» **What is needed**
Locate each line in the records containing "children". Copy it.

(App and web page records)
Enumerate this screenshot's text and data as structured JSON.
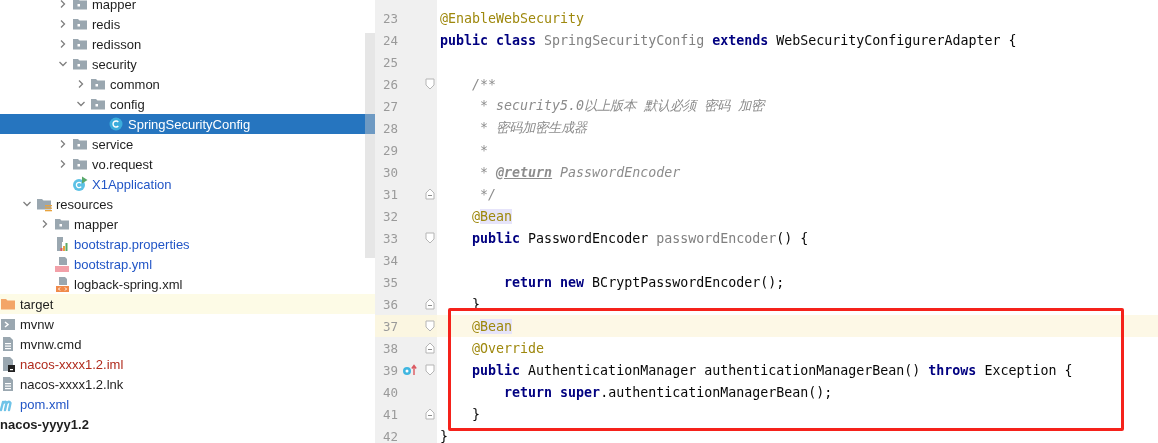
{
  "project_tree": {
    "items": [
      {
        "children": [
          {
            "children": [
              {
                "children": [
                  {
                    "label": "mapper",
                    "kind": "folder",
                    "expanded": false,
                    "selected": false,
                    "highlighted": false
                  },
                  {
                    "label": "redis",
                    "kind": "folder",
                    "expanded": false,
                    "selected": false,
                    "highlighted": false
                  },
                  {
                    "label": "redisson",
                    "kind": "folder",
                    "expanded": false,
                    "selected": false,
                    "highlighted": false
                  },
                  {
                    "label": "security",
                    "kind": "folder",
                    "expanded": true,
                    "selected": false,
                    "highlighted": false,
                    "children": [
                      {
                        "label": "common",
                        "kind": "folder",
                        "expanded": false,
                        "selected": false,
                        "highlighted": false
                      },
                      {
                        "label": "config",
                        "kind": "folder",
                        "expanded": true,
                        "selected": false,
                        "highlighted": false,
                        "children": [
                          {
                            "label": "SpringSecurityConfig",
                            "kind": "class",
                            "selected": true,
                            "highlighted": false
                          }
                        ]
                      }
                    ]
                  },
                  {
                    "label": "service",
                    "kind": "folder",
                    "expanded": false,
                    "selected": false,
                    "highlighted": false
                  },
                  {
                    "label": "vo.request",
                    "kind": "folder",
                    "expanded": false,
                    "selected": false,
                    "highlighted": false
                  },
                  {
                    "label": "X1Application",
                    "kind": "main-class",
                    "selected": false,
                    "highlighted": false,
                    "color": "#2155c6"
                  }
                ]
              }
            ]
          },
          {
            "label": "resources",
            "kind": "resources-folder",
            "expanded": true,
            "selected": false,
            "highlighted": false,
            "children": [
              {
                "label": "mapper",
                "kind": "folder",
                "expanded": false,
                "selected": false,
                "highlighted": false
              },
              {
                "label": "bootstrap.properties",
                "kind": "properties",
                "selected": false,
                "highlighted": false,
                "color": "#2155c6"
              },
              {
                "label": "bootstrap.yml",
                "kind": "yml",
                "selected": false,
                "highlighted": false,
                "color": "#2155c6"
              },
              {
                "label": "logback-spring.xml",
                "kind": "xml",
                "selected": false,
                "highlighted": false
              }
            ]
          }
        ]
      },
      {
        "label": "target",
        "kind": "excluded-folder",
        "selected": false,
        "highlighted": true
      },
      {
        "label": "mvnw",
        "kind": "script",
        "selected": false,
        "highlighted": false
      },
      {
        "label": "mvnw.cmd",
        "kind": "text-file",
        "selected": false,
        "highlighted": false
      },
      {
        "label": "nacos-xxxx1.2.iml",
        "kind": "iml",
        "selected": false,
        "highlighted": false,
        "color": "#b02a1c"
      },
      {
        "label": "nacos-xxxx1.2.lnk",
        "kind": "text-file",
        "selected": false,
        "highlighted": false
      },
      {
        "label": "pom.xml",
        "kind": "maven",
        "selected": false,
        "highlighted": false,
        "color": "#2155c6"
      },
      {
        "label": "nacos-yyyy1.2",
        "kind": "module",
        "selected": false,
        "highlighted": false
      }
    ]
  },
  "editor": {
    "lines": [
      {
        "number": "23",
        "current": false,
        "boxed": false,
        "fold_start": false,
        "fold_end": false,
        "overrides": false,
        "tokens": [
          {
            "kind": "annotation",
            "text": "@EnableWebSecurity"
          }
        ]
      },
      {
        "number": "24",
        "current": false,
        "boxed": false,
        "fold_start": false,
        "fold_end": false,
        "overrides": false,
        "tokens": [
          {
            "kind": "keyword",
            "text": "public"
          },
          {
            "kind": "keyword",
            "text": " class"
          },
          {
            "kind": "unused",
            "text": " SpringSecurityConfig"
          },
          {
            "kind": "keyword",
            "text": " extends"
          },
          {
            "kind": "plain",
            "text": " WebSecurityConfigurerAdapter {"
          }
        ]
      },
      {
        "number": "25",
        "current": false,
        "boxed": false,
        "fold_start": false,
        "fold_end": false,
        "overrides": false
      },
      {
        "number": "26",
        "current": false,
        "boxed": false,
        "fold_start": true,
        "fold_end": false,
        "overrides": false,
        "tokens": [
          {
            "kind": "comment",
            "text": "    /**"
          }
        ]
      },
      {
        "number": "27",
        "current": false,
        "boxed": false,
        "fold_start": false,
        "fold_end": false,
        "overrides": false,
        "tokens": [
          {
            "kind": "comment",
            "text": "     * security5.0以上版本 默认必须 密码 加密"
          }
        ]
      },
      {
        "number": "28",
        "current": false,
        "boxed": false,
        "fold_start": false,
        "fold_end": false,
        "overrides": false,
        "tokens": [
          {
            "kind": "comment",
            "text": "     * 密码加密生成器"
          }
        ]
      },
      {
        "number": "29",
        "current": false,
        "boxed": false,
        "fold_start": false,
        "fold_end": false,
        "overrides": false,
        "tokens": [
          {
            "kind": "comment",
            "text": "     *"
          }
        ]
      },
      {
        "number": "30",
        "current": false,
        "boxed": false,
        "fold_start": false,
        "fold_end": false,
        "overrides": false,
        "tokens": [
          {
            "kind": "comment",
            "text": "     * "
          },
          {
            "kind": "doc-tag",
            "text": "@return"
          },
          {
            "kind": "comment",
            "text": " PasswordEncoder"
          }
        ]
      },
      {
        "number": "31",
        "current": false,
        "boxed": false,
        "fold_start": false,
        "fold_end": true,
        "overrides": false,
        "tokens": [
          {
            "kind": "comment",
            "text": "     */"
          }
        ]
      },
      {
        "number": "32",
        "current": false,
        "boxed": false,
        "fold_start": false,
        "fold_end": false,
        "overrides": false,
        "tokens": [
          {
            "kind": "annotation",
            "text": "    @"
          },
          {
            "kind": "annotation-match",
            "text": "Bean"
          }
        ]
      },
      {
        "number": "33",
        "current": false,
        "boxed": false,
        "fold_start": true,
        "fold_end": false,
        "overrides": false,
        "tokens": [
          {
            "kind": "keyword",
            "text": "    public"
          },
          {
            "kind": "plain",
            "text": " PasswordEncoder "
          },
          {
            "kind": "unused",
            "text": "passwordEncoder"
          },
          {
            "kind": "plain",
            "text": "() {"
          }
        ]
      },
      {
        "number": "34",
        "current": false,
        "boxed": false,
        "fold_start": false,
        "fold_end": false,
        "overrides": false
      },
      {
        "number": "35",
        "current": false,
        "boxed": false,
        "fold_start": false,
        "fold_end": false,
        "overrides": false,
        "tokens": [
          {
            "kind": "keyword",
            "text": "        return"
          },
          {
            "kind": "keyword",
            "text": " new"
          },
          {
            "kind": "plain",
            "text": " BCryptPasswordEncoder();"
          }
        ]
      },
      {
        "number": "36",
        "current": false,
        "boxed": false,
        "fold_start": false,
        "fold_end": true,
        "overrides": false,
        "tokens": [
          {
            "kind": "plain",
            "text": "    }"
          }
        ]
      },
      {
        "number": "37",
        "current": true,
        "boxed": true,
        "fold_start": true,
        "fold_end": false,
        "overrides": false,
        "tokens": [
          {
            "kind": "annotation",
            "text": "    @"
          },
          {
            "kind": "annotation-match",
            "text": "Bean"
          }
        ]
      },
      {
        "number": "38",
        "current": false,
        "boxed": true,
        "fold_start": false,
        "fold_end": true,
        "overrides": false,
        "tokens": [
          {
            "kind": "annotation",
            "text": "    @Override"
          }
        ]
      },
      {
        "number": "39",
        "current": false,
        "boxed": true,
        "fold_start": true,
        "fold_end": false,
        "overrides": true,
        "tokens": [
          {
            "kind": "keyword",
            "text": "    public"
          },
          {
            "kind": "plain",
            "text": " AuthenticationManager authenticationManagerBean() "
          },
          {
            "kind": "keyword",
            "text": "throws"
          },
          {
            "kind": "plain",
            "text": " Exception {"
          }
        ]
      },
      {
        "number": "40",
        "current": false,
        "boxed": true,
        "fold_start": false,
        "fold_end": false,
        "overrides": false,
        "tokens": [
          {
            "kind": "keyword",
            "text": "        return"
          },
          {
            "kind": "keyword",
            "text": " super"
          },
          {
            "kind": "plain",
            "text": ".authenticationManagerBean();"
          }
        ]
      },
      {
        "number": "41",
        "current": false,
        "boxed": true,
        "fold_start": false,
        "fold_end": true,
        "overrides": false,
        "tokens": [
          {
            "kind": "plain",
            "text": "    }"
          }
        ]
      },
      {
        "number": "42",
        "current": false,
        "boxed": false,
        "fold_start": false,
        "fold_end": false,
        "overrides": false,
        "tokens": [
          {
            "kind": "plain",
            "text": "}"
          }
        ]
      }
    ]
  }
}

» **Exercise answer**
        "children": [
            "children": [
                "children": [
                    "children": [
                        "children": [
            "children": [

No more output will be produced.